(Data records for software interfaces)
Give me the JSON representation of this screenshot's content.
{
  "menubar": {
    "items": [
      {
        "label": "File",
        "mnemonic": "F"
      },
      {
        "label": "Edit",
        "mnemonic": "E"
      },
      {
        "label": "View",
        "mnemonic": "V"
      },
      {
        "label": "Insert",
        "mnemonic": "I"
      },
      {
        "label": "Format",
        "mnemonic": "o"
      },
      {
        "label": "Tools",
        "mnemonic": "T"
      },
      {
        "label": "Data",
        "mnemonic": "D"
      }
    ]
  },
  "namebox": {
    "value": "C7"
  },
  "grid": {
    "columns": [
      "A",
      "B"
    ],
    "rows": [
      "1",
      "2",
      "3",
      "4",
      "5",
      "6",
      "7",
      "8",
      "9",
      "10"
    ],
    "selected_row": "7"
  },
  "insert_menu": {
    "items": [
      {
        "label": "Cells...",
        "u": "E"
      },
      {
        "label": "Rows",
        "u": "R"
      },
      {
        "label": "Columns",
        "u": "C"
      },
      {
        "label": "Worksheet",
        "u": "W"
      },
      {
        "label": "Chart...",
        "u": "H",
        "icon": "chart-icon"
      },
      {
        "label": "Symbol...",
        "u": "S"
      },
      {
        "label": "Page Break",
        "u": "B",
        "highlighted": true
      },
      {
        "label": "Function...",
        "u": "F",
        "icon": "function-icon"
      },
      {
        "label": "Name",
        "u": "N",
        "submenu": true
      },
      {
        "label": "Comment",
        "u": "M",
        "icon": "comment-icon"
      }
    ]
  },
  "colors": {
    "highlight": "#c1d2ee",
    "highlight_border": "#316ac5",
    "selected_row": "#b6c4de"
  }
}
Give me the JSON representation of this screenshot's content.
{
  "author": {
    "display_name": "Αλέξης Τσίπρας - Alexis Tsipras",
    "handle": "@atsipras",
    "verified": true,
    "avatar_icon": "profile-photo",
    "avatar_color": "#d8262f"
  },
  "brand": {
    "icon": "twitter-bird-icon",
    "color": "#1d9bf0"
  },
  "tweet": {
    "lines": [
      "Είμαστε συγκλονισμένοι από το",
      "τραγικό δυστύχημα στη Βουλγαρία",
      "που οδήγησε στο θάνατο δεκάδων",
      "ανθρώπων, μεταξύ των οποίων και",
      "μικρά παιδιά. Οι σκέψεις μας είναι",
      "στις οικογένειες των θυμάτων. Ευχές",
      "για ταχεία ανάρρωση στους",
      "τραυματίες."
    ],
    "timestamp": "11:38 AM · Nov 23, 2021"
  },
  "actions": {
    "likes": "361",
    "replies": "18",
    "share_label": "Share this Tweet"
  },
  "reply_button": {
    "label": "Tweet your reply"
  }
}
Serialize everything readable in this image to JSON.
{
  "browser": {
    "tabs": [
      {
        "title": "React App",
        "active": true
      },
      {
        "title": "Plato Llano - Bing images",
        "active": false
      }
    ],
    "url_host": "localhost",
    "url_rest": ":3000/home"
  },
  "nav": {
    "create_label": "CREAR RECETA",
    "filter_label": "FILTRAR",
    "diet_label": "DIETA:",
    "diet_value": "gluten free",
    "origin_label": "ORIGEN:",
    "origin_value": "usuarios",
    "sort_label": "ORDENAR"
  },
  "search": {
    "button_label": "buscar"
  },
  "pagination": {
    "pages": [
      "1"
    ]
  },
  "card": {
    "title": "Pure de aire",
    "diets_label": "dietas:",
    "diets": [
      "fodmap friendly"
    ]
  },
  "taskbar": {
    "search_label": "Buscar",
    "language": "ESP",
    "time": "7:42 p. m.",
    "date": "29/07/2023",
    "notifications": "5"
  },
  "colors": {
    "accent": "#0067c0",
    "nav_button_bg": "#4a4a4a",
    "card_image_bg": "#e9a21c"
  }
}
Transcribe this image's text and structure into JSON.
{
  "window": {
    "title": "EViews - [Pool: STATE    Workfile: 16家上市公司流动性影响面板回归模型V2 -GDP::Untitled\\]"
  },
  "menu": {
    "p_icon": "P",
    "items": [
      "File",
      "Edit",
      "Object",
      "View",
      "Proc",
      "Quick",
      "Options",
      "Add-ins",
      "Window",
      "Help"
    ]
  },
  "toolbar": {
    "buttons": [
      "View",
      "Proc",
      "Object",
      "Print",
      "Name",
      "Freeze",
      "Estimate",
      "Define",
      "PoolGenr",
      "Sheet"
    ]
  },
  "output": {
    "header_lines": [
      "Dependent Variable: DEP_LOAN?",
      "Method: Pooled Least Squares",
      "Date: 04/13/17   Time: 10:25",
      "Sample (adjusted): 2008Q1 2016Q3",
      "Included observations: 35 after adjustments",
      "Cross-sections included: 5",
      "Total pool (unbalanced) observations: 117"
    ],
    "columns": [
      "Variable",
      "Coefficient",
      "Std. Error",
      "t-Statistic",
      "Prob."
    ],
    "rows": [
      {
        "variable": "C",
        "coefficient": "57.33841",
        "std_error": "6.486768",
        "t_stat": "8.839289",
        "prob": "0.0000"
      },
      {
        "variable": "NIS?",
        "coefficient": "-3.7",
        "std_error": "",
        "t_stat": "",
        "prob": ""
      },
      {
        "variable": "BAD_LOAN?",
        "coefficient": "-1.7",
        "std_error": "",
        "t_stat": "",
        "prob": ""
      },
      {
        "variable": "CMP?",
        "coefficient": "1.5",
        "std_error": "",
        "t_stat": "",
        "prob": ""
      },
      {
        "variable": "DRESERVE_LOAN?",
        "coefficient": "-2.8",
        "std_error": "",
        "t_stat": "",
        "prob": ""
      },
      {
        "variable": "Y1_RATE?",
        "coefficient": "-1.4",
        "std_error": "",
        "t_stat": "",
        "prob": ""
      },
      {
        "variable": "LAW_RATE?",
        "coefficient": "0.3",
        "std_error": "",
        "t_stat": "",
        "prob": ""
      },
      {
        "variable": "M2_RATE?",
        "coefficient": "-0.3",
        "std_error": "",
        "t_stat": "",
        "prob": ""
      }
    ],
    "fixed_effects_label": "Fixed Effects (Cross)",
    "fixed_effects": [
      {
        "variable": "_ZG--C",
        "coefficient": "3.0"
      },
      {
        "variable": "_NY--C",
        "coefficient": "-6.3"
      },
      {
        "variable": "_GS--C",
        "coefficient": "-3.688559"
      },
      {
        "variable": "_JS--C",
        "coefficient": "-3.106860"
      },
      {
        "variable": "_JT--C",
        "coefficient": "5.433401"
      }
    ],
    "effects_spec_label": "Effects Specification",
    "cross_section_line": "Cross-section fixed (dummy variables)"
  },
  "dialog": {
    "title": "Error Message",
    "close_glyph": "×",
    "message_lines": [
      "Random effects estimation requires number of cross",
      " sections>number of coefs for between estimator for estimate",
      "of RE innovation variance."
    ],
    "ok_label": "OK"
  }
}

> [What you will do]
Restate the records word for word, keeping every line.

> [Response below]
Give me the JSON representation of this screenshot's content.
{
  "menubar": {
    "items": [
      {
        "label": "File",
        "mnemonic": "F"
      },
      {
        "label": "Edit",
        "mnemonic": "E"
      },
      {
        "label": "View",
        "mnemonic": "V"
      },
      {
        "label": "Insert",
        "mnemonic": "I"
      },
      {
        "label": "Format",
        "mnemonic": "o"
      },
      {
        "label": "Tools",
        "mnemonic": "T"
      },
      {
        "label": "Data",
        "mnemonic": "D"
      }
    ]
  },
  "namebox": {
    "value": "C7"
  },
  "grid": {
    "columns": [
      "A",
      "B"
    ],
    "rows": [
      "1",
      "2",
      "3",
      "4",
      "5",
      "6",
      "7",
      "8",
      "9",
      "10"
    ],
    "selected_row": "7"
  },
  "insert_menu": {
    "items": [
      {
        "label": "Cells...",
        "u": "E"
      },
      {
        "label": "Rows",
        "u": "R"
      },
      {
        "label": "Columns",
        "u": "C"
      },
      {
        "label": "Worksheet",
        "u": "W"
      },
      {
        "label": "Chart...",
        "u": "H",
        "icon": "chart-icon"
      },
      {
        "label": "Symbol...",
        "u": "S"
      },
      {
        "label": "Page Break",
        "u": "B",
        "highlighted": true
      },
      {
        "label": "Function...",
        "u": "F",
        "icon": "function-icon"
      },
      {
        "label": "Name",
        "u": "N",
        "submenu": true
      },
      {
        "label": "Comment",
        "u": "M",
        "icon": "comment-icon"
      }
    ]
  },
  "colors": {
    "highlight": "#c1d2ee",
    "highlight_border": "#316ac5",
    "selected_row": "#b6c4de"
  }
}
Give me the JSON representation of this screenshot's content.
{
  "author": {
    "display_name": "Αλέξης Τσίπρας - Alexis Tsipras",
    "handle": "@atsipras",
    "verified": true,
    "avatar_icon": "profile-photo",
    "avatar_color": "#d8262f"
  },
  "brand": {
    "icon": "twitter-bird-icon",
    "color": "#1d9bf0"
  },
  "tweet": {
    "lines": [
      "Είμαστε συγκλονισμένοι από το",
      "τραγικό δυστύχημα στη Βουλγαρία",
      "που οδήγησε στο θάνατο δεκάδων",
      "ανθρώπων, μεταξύ των οποίων και",
      "μικρά παιδιά. Οι σκέψεις μας είναι",
      "στις οικογένειες των θυμάτων. Ευχές",
      "για ταχεία ανάρρωση στους",
      "τραυματίες."
    ],
    "timestamp": "11:38 AM · Nov 23, 2021"
  },
  "actions": {
    "likes": "361",
    "replies": "18",
    "share_label": "Share this Tweet"
  },
  "reply_button": {
    "label": "Tweet your reply"
  }
}
Serialize everything readable in this image to JSON.
{
  "browser": {
    "tabs": [
      {
        "title": "React App",
        "active": true
      },
      {
        "title": "Plato Llano - Bing images",
        "active": false
      }
    ],
    "url_host": "localhost",
    "url_rest": ":3000/home"
  },
  "nav": {
    "create_label": "CREAR RECETA",
    "filter_label": "FILTRAR",
    "diet_label": "DIETA:",
    "diet_value": "gluten free",
    "origin_label": "ORIGEN:",
    "origin_value": "usuarios",
    "sort_label": "ORDENAR"
  },
  "search": {
    "button_label": "buscar"
  },
  "pagination": {
    "pages": [
      "1"
    ]
  },
  "card": {
    "title": "Pure de aire",
    "diets_label": "dietas:",
    "diets": [
      "fodmap friendly"
    ]
  },
  "taskbar": {
    "search_label": "Buscar",
    "language": "ESP",
    "time": "7:42 p. m.",
    "date": "29/07/2023",
    "notifications": "5"
  },
  "colors": {
    "accent": "#0067c0",
    "nav_button_bg": "#4a4a4a",
    "card_image_bg": "#e9a21c"
  }
}
Transcribe this image's text and structure into JSON.
{
  "window": {
    "title": "EViews - [Pool: STATE    Workfile: 16家上市公司流动性影响面板回归模型V2 -GDP::Untitled\\]"
  },
  "menu": {
    "p_icon": "P",
    "items": [
      "File",
      "Edit",
      "Object",
      "View",
      "Proc",
      "Quick",
      "Options",
      "Add-ins",
      "Window",
      "Help"
    ]
  },
  "toolbar": {
    "buttons": [
      "View",
      "Proc",
      "Object",
      "Print",
      "Name",
      "Freeze",
      "Estimate",
      "Define",
      "PoolGenr",
      "Sheet"
    ]
  },
  "output": {
    "header_lines": [
      "Dependent Variable: DEP_LOAN?",
      "Method: Pooled Least Squares",
      "Date: 04/13/17   Time: 10:25",
      "Sample (adjusted): 2008Q1 2016Q3",
      "Included observations: 35 after adjustments",
      "Cross-sections included: 5",
      "Total pool (unbalanced) observations: 117"
    ],
    "columns": [
      "Variable",
      "Coefficient",
      "Std. Error",
      "t-Statistic",
      "Prob."
    ],
    "rows": [
      {
        "variable": "C",
        "coefficient": "57.33841",
        "std_error": "6.486768",
        "t_stat": "8.839289",
        "prob": "0.0000"
      },
      {
        "variable": "NIS?",
        "coefficient": "-3.7",
        "std_error": "",
        "t_stat": "",
        "prob": ""
      },
      {
        "variable": "BAD_LOAN?",
        "coefficient": "-1.7",
        "std_error": "",
        "t_stat": "",
        "prob": ""
      },
      {
        "variable": "CMP?",
        "coefficient": "1.5",
        "std_error": "",
        "t_stat": "",
        "prob": ""
      },
      {
        "variable": "DRESERVE_LOAN?",
        "coefficient": "-2.8",
        "std_error": "",
        "t_stat": "",
        "prob": ""
      },
      {
        "variable": "Y1_RATE?",
        "coefficient": "-1.4",
        "std_error": "",
        "t_stat": "",
        "prob": ""
      },
      {
        "variable": "LAW_RATE?",
        "coefficient": "0.3",
        "std_error": "",
        "t_stat": "",
        "prob": ""
      },
      {
        "variable": "M2_RATE?",
        "coefficient": "-0.3",
        "std_error": "",
        "t_stat": "",
        "prob": ""
      }
    ],
    "fixed_effects_label": "Fixed Effects (Cross)",
    "fixed_effects": [
      {
        "variable": "_ZG--C",
        "coefficient": "3.0"
      },
      {
        "variable": "_NY--C",
        "coefficient": "-6.3"
      },
      {
        "variable": "_GS--C",
        "coefficient": "-3.688559"
      },
      {
        "variable": "_JS--C",
        "coefficient": "-3.106860"
      },
      {
        "variable": "_JT--C",
        "coefficient": "5.433401"
      }
    ],
    "effects_spec_label": "Effects Specification",
    "cross_section_line": "Cross-section fixed (dummy variables)"
  },
  "dialog": {
    "title": "Error Message",
    "close_glyph": "×",
    "message_lines": [
      "Random effects estimation requires number of cross",
      " sections>number of coefs for between estimator for estimate",
      "of RE innovation variance."
    ],
    "ok_label": "OK"
  }
}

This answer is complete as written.